<<<<

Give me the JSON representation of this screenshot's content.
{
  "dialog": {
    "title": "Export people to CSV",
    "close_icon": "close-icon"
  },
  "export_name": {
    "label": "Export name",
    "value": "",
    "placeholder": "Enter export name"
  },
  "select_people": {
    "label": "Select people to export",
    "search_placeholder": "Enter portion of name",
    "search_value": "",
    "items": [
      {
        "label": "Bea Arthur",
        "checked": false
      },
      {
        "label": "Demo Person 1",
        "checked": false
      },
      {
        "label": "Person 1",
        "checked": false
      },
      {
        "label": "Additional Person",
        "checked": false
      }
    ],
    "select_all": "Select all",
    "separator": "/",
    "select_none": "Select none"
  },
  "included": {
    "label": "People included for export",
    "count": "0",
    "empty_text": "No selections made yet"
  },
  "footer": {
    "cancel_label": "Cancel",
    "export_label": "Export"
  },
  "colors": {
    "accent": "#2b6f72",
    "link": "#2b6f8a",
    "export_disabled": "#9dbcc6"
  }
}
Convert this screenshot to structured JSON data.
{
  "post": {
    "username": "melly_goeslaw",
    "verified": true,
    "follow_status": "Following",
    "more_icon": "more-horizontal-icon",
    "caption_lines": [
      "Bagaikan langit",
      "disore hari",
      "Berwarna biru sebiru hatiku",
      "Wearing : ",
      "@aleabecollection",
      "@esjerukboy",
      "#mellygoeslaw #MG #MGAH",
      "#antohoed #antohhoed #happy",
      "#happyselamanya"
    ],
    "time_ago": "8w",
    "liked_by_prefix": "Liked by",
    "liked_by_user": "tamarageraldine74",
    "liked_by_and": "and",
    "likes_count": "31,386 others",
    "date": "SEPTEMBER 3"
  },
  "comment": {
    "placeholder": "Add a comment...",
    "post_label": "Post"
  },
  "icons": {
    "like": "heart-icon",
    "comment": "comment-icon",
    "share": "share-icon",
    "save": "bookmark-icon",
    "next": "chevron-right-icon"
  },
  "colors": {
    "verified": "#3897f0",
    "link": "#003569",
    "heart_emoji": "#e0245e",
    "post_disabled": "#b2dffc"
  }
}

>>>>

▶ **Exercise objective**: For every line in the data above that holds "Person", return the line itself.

▶ **Result**:
        "label": "Demo Person 1",
        "label": "Person 1",
        "label": "Additional Person",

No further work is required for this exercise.